** Supplied records follows **

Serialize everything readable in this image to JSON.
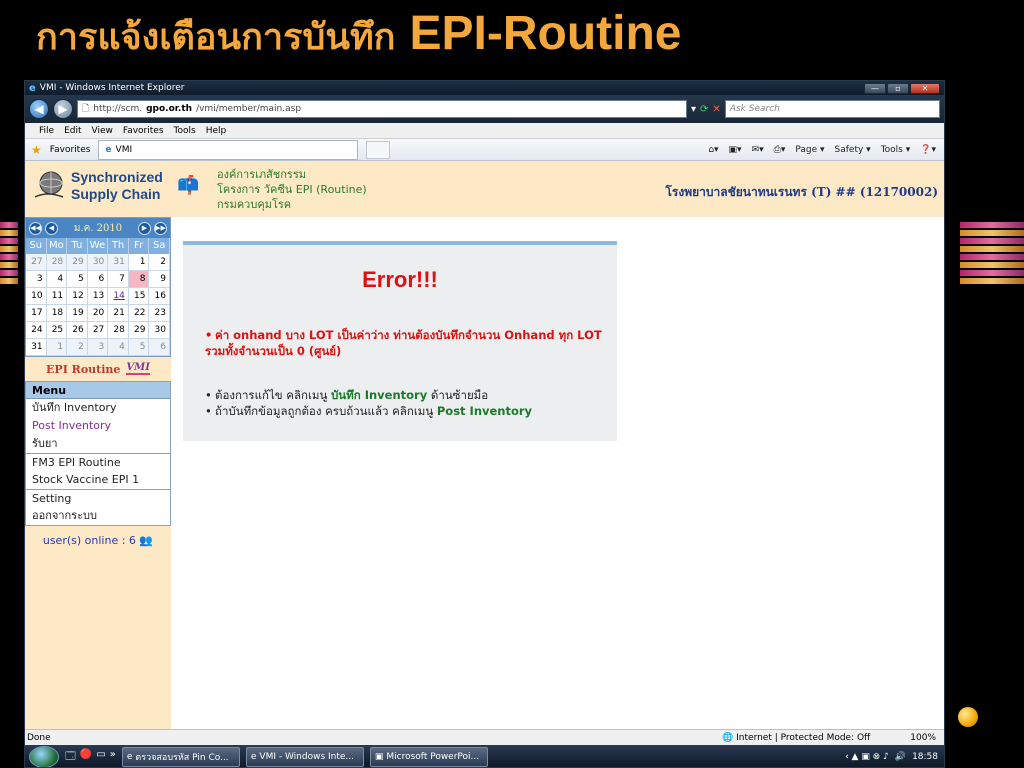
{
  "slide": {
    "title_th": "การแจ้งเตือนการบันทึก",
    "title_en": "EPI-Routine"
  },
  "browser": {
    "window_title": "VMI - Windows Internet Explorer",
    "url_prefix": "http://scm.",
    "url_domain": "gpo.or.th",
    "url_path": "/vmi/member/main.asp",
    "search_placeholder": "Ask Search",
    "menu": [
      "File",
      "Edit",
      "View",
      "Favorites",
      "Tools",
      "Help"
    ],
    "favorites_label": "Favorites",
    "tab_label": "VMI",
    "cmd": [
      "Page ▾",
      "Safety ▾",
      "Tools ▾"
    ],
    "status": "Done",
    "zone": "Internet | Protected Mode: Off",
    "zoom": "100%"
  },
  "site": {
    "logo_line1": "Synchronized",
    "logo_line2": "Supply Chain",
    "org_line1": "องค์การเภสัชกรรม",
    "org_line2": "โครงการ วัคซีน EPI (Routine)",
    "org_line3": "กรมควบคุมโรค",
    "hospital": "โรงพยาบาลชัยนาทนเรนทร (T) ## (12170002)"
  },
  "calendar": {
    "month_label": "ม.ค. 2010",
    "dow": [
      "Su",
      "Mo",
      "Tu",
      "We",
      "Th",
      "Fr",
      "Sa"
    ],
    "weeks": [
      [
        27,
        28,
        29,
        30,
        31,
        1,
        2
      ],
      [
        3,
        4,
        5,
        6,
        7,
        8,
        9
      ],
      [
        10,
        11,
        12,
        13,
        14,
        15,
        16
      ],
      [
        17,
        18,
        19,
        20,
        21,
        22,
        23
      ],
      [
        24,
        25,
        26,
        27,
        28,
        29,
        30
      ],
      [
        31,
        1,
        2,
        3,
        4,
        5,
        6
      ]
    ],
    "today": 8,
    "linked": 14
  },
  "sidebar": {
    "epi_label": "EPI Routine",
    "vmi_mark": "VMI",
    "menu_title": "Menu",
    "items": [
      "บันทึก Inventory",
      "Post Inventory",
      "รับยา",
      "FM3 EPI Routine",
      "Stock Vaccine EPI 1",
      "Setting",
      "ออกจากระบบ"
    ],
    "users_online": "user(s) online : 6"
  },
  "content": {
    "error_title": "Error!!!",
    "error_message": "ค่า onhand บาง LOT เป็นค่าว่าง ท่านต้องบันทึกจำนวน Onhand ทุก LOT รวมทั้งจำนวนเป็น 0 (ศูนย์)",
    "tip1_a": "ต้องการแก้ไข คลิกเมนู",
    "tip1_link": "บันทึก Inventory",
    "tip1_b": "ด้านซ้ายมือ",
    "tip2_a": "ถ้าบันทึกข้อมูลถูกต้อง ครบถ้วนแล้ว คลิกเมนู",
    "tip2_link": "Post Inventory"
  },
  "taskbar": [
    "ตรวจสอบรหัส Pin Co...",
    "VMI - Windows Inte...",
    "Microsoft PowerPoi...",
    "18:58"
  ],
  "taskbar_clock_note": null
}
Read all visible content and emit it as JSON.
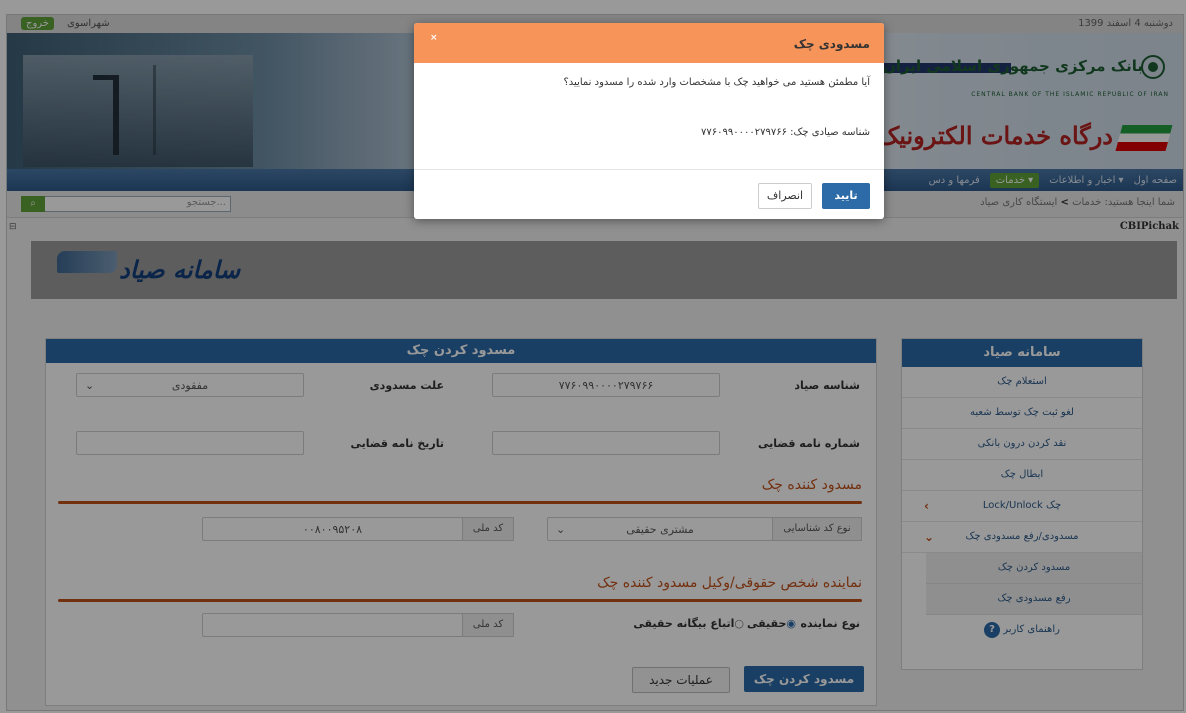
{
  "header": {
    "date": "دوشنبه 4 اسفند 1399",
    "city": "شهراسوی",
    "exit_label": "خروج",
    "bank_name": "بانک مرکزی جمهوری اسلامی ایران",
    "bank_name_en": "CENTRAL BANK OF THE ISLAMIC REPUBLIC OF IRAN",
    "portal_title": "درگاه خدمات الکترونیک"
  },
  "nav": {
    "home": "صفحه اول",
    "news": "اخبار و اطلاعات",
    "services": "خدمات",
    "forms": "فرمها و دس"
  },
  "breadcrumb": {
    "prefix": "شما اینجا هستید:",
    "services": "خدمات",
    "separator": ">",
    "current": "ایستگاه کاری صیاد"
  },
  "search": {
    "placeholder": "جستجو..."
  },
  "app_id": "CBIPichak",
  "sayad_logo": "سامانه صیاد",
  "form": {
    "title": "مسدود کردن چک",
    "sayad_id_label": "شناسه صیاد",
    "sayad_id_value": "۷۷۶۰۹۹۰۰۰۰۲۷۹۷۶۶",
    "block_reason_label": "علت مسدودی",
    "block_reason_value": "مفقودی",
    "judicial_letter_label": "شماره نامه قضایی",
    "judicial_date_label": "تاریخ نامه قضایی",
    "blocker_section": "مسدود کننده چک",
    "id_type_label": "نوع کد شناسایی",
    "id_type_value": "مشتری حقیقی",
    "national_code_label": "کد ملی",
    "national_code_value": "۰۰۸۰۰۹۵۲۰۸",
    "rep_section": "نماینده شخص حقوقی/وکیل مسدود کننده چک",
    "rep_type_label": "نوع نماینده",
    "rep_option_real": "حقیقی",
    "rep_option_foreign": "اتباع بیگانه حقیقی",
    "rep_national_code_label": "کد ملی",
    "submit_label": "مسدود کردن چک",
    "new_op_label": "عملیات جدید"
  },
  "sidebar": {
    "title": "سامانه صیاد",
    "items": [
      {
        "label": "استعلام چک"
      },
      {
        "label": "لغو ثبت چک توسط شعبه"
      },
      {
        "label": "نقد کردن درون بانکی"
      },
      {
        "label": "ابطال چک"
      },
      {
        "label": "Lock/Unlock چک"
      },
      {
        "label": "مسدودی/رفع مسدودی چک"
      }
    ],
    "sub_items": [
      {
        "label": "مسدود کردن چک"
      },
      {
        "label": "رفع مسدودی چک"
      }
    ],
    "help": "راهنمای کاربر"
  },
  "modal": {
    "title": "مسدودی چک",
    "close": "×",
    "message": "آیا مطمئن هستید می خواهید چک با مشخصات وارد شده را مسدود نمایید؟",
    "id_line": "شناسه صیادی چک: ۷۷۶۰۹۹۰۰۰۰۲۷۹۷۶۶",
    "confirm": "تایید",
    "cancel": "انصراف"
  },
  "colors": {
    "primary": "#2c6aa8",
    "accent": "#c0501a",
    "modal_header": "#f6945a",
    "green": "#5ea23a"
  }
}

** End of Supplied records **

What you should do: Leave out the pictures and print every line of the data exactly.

Finished exercise:
Serialize everything readable in this image to JSON.
{
  "slide": {
    "title_th": "การแจ้งเตือนการบันทึก",
    "title_en": "EPI-Routine"
  },
  "browser": {
    "window_title": "VMI - Windows Internet Explorer",
    "url_prefix": "http://scm.",
    "url_domain": "gpo.or.th",
    "url_path": "/vmi/member/main.asp",
    "search_placeholder": "Ask Search",
    "menu": [
      "File",
      "Edit",
      "View",
      "Favorites",
      "Tools",
      "Help"
    ],
    "favorites_label": "Favorites",
    "tab_label": "VMI",
    "cmd": [
      "Page ▾",
      "Safety ▾",
      "Tools ▾"
    ],
    "status": "Done",
    "zone": "Internet | Protected Mode: Off",
    "zoom": "100%"
  },
  "site": {
    "logo_line1": "Synchronized",
    "logo_line2": "Supply Chain",
    "org_line1": "องค์การเภสัชกรรม",
    "org_line2": "โครงการ วัคซีน EPI (Routine)",
    "org_line3": "กรมควบคุมโรค",
    "hospital": "โรงพยาบาลชัยนาทนเรนทร (T) ## (12170002)"
  },
  "calendar": {
    "month_label": "ม.ค. 2010",
    "dow": [
      "Su",
      "Mo",
      "Tu",
      "We",
      "Th",
      "Fr",
      "Sa"
    ],
    "weeks": [
      [
        27,
        28,
        29,
        30,
        31,
        1,
        2
      ],
      [
        3,
        4,
        5,
        6,
        7,
        8,
        9
      ],
      [
        10,
        11,
        12,
        13,
        14,
        15,
        16
      ],
      [
        17,
        18,
        19,
        20,
        21,
        22,
        23
      ],
      [
        24,
        25,
        26,
        27,
        28,
        29,
        30
      ],
      [
        31,
        1,
        2,
        3,
        4,
        5,
        6
      ]
    ],
    "today": 8,
    "linked": 14
  },
  "sidebar": {
    "epi_label": "EPI Routine",
    "vmi_mark": "VMI",
    "menu_title": "Menu",
    "items": [
      "บันทึก Inventory",
      "Post Inventory",
      "รับยา",
      "FM3 EPI Routine",
      "Stock Vaccine EPI 1",
      "Setting",
      "ออกจากระบบ"
    ],
    "users_online": "user(s) online : 6"
  },
  "content": {
    "error_title": "Error!!!",
    "error_message": "ค่า onhand บาง LOT เป็นค่าว่าง ท่านต้องบันทึกจำนวน Onhand ทุก LOT รวมทั้งจำนวนเป็น 0 (ศูนย์)",
    "tip1_a": "ต้องการแก้ไข คลิกเมนู",
    "tip1_link": "บันทึก Inventory",
    "tip1_b": "ด้านซ้ายมือ",
    "tip2_a": "ถ้าบันทึกข้อมูลถูกต้อง ครบถ้วนแล้ว คลิกเมนู",
    "tip2_link": "Post Inventory"
  },
  "taskbar": [
    "ตรวจสอบรหัส Pin Co...",
    "VMI - Windows Inte...",
    "Microsoft PowerPoi...",
    "18:58"
  ],
  "taskbar_clock_note": null
}
Read all visible content and emit it as JSON.
{
  "header": {
    "date": "دوشنبه 4 اسفند 1399",
    "city": "شهراسوی",
    "exit_label": "خروج",
    "bank_name": "بانک مرکزی جمهوری اسلامی ایران",
    "bank_name_en": "CENTRAL BANK OF THE ISLAMIC REPUBLIC OF IRAN",
    "portal_title": "درگاه خدمات الکترونیک"
  },
  "nav": {
    "home": "صفحه اول",
    "news": "اخبار و اطلاعات",
    "services": "خدمات",
    "forms": "فرمها و دس"
  },
  "breadcrumb": {
    "prefix": "شما اینجا هستید:",
    "services": "خدمات",
    "separator": ">",
    "current": "ایستگاه کاری صیاد"
  },
  "search": {
    "placeholder": "جستجو..."
  },
  "app_id": "CBIPichak",
  "sayad_logo": "سامانه صیاد",
  "form": {
    "title": "مسدود کردن چک",
    "sayad_id_label": "شناسه صیاد",
    "sayad_id_value": "۷۷۶۰۹۹۰۰۰۰۲۷۹۷۶۶",
    "block_reason_label": "علت مسدودی",
    "block_reason_value": "مفقودی",
    "judicial_letter_label": "شماره نامه قضایی",
    "judicial_date_label": "تاریخ نامه قضایی",
    "blocker_section": "مسدود کننده چک",
    "id_type_label": "نوع کد شناسایی",
    "id_type_value": "مشتری حقیقی",
    "national_code_label": "کد ملی",
    "national_code_value": "۰۰۸۰۰۹۵۲۰۸",
    "rep_section": "نماینده شخص حقوقی/وکیل مسدود کننده چک",
    "rep_type_label": "نوع نماینده",
    "rep_option_real": "حقیقی",
    "rep_option_foreign": "اتباع بیگانه حقیقی",
    "rep_national_code_label": "کد ملی",
    "submit_label": "مسدود کردن چک",
    "new_op_label": "عملیات جدید"
  },
  "sidebar": {
    "title": "سامانه صیاد",
    "items": [
      {
        "label": "استعلام چک"
      },
      {
        "label": "لغو ثبت چک توسط شعبه"
      },
      {
        "label": "نقد کردن درون بانکی"
      },
      {
        "label": "ابطال چک"
      },
      {
        "label": "Lock/Unlock چک"
      },
      {
        "label": "مسدودی/رفع مسدودی چک"
      }
    ],
    "sub_items": [
      {
        "label": "مسدود کردن چک"
      },
      {
        "label": "رفع مسدودی چک"
      }
    ],
    "help": "راهنمای کاربر"
  },
  "modal": {
    "title": "مسدودی چک",
    "close": "×",
    "message": "آیا مطمئن هستید می خواهید چک با مشخصات وارد شده را مسدود نمایید؟",
    "id_line": "شناسه صیادی چک: ۷۷۶۰۹۹۰۰۰۰۲۷۹۷۶۶",
    "confirm": "تایید",
    "cancel": "انصراف"
  },
  "colors": {
    "primary": "#2c6aa8",
    "accent": "#c0501a",
    "modal_header": "#f6945a",
    "green": "#5ea23a"
  }
}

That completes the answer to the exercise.